**WHAT IS NEEDED:** In the records below, count every line containing "JSON". Reply with the number only.

--*--

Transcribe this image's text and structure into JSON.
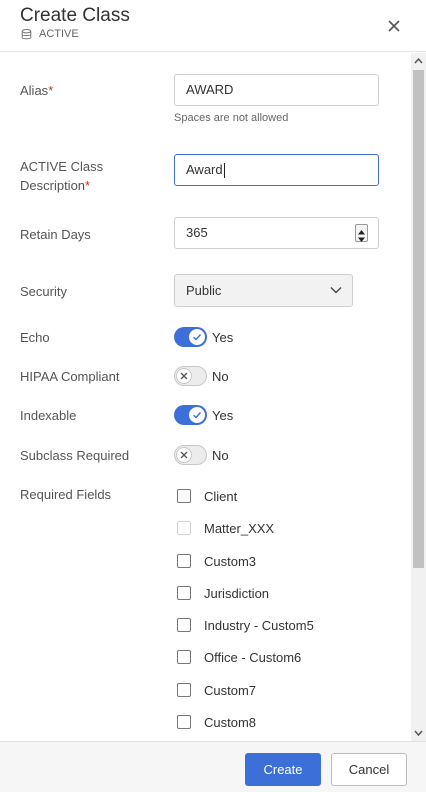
{
  "header": {
    "title": "Create Class",
    "subtitle": "ACTIVE"
  },
  "form": {
    "alias": {
      "label": "Alias",
      "required_mark": "*",
      "value": "AWARD",
      "hint": "Spaces are not allowed"
    },
    "description": {
      "label_line1": "ACTIVE Class",
      "label_line2": "Description",
      "required_mark": "*",
      "value": "Award"
    },
    "retain_days": {
      "label": "Retain Days",
      "value": "365"
    },
    "security": {
      "label": "Security",
      "selected": "Public"
    },
    "echo": {
      "label": "Echo",
      "on": true,
      "text": "Yes"
    },
    "hipaa": {
      "label": "HIPAA Compliant",
      "on": false,
      "text": "No"
    },
    "indexable": {
      "label": "Indexable",
      "on": true,
      "text": "Yes"
    },
    "subclass": {
      "label": "Subclass Required",
      "on": false,
      "text": "No"
    },
    "required_fields": {
      "label": "Required Fields",
      "items": [
        {
          "label": "Client",
          "checked": false,
          "disabled": false
        },
        {
          "label": "Matter_XXX",
          "checked": false,
          "disabled": true
        },
        {
          "label": "Custom3",
          "checked": false,
          "disabled": false
        },
        {
          "label": "Jurisdiction",
          "checked": false,
          "disabled": false
        },
        {
          "label": "Industry - Custom5",
          "checked": false,
          "disabled": false
        },
        {
          "label": "Office - Custom6",
          "checked": false,
          "disabled": false
        },
        {
          "label": "Custom7",
          "checked": false,
          "disabled": false
        },
        {
          "label": "Custom8",
          "checked": false,
          "disabled": false
        }
      ]
    }
  },
  "footer": {
    "create_label": "Create",
    "cancel_label": "Cancel"
  },
  "colors": {
    "accent": "#3d6fd8",
    "required": "#c0392b"
  }
}
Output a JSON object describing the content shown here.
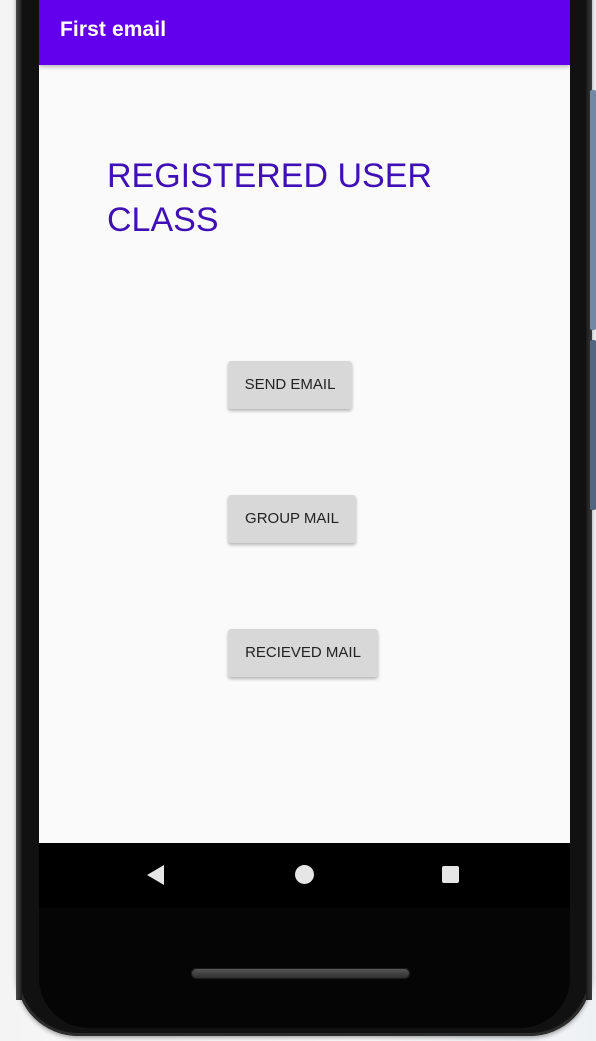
{
  "app_bar": {
    "title": "First email",
    "color": "#6200ee"
  },
  "main": {
    "heading": "REGISTERED USER CLASS",
    "heading_color": "#3f10b5",
    "buttons": [
      {
        "label": "SEND EMAIL"
      },
      {
        "label": "GROUP MAIL"
      },
      {
        "label": "RECIEVED MAIL"
      }
    ]
  },
  "nav_bar": {
    "icons": [
      "back-icon",
      "home-icon",
      "recent-apps-icon"
    ]
  }
}
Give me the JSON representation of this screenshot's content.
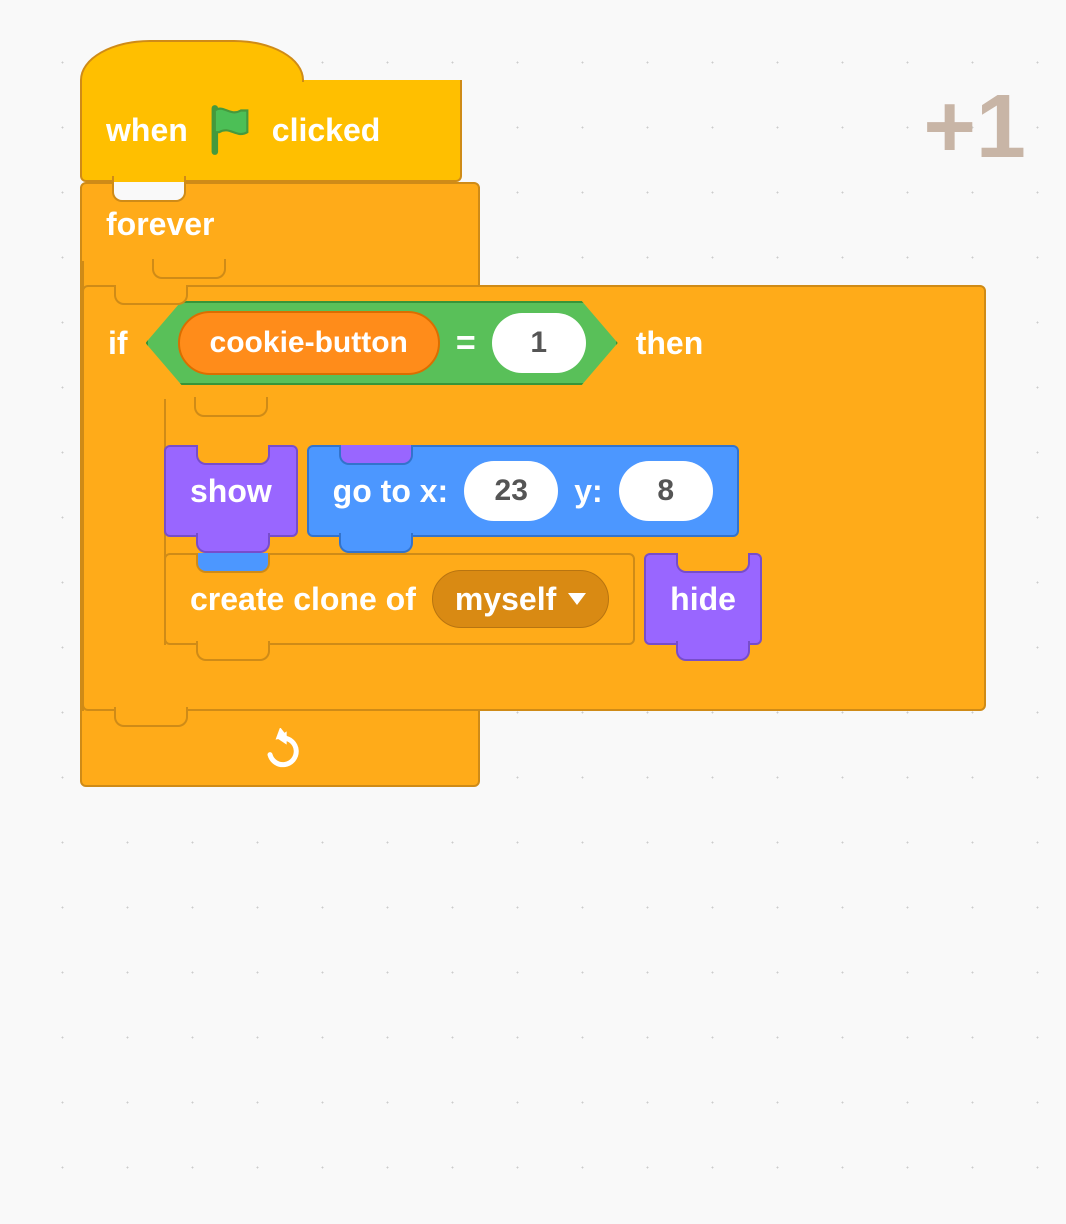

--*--

**EXERCISE ANSWER:** 3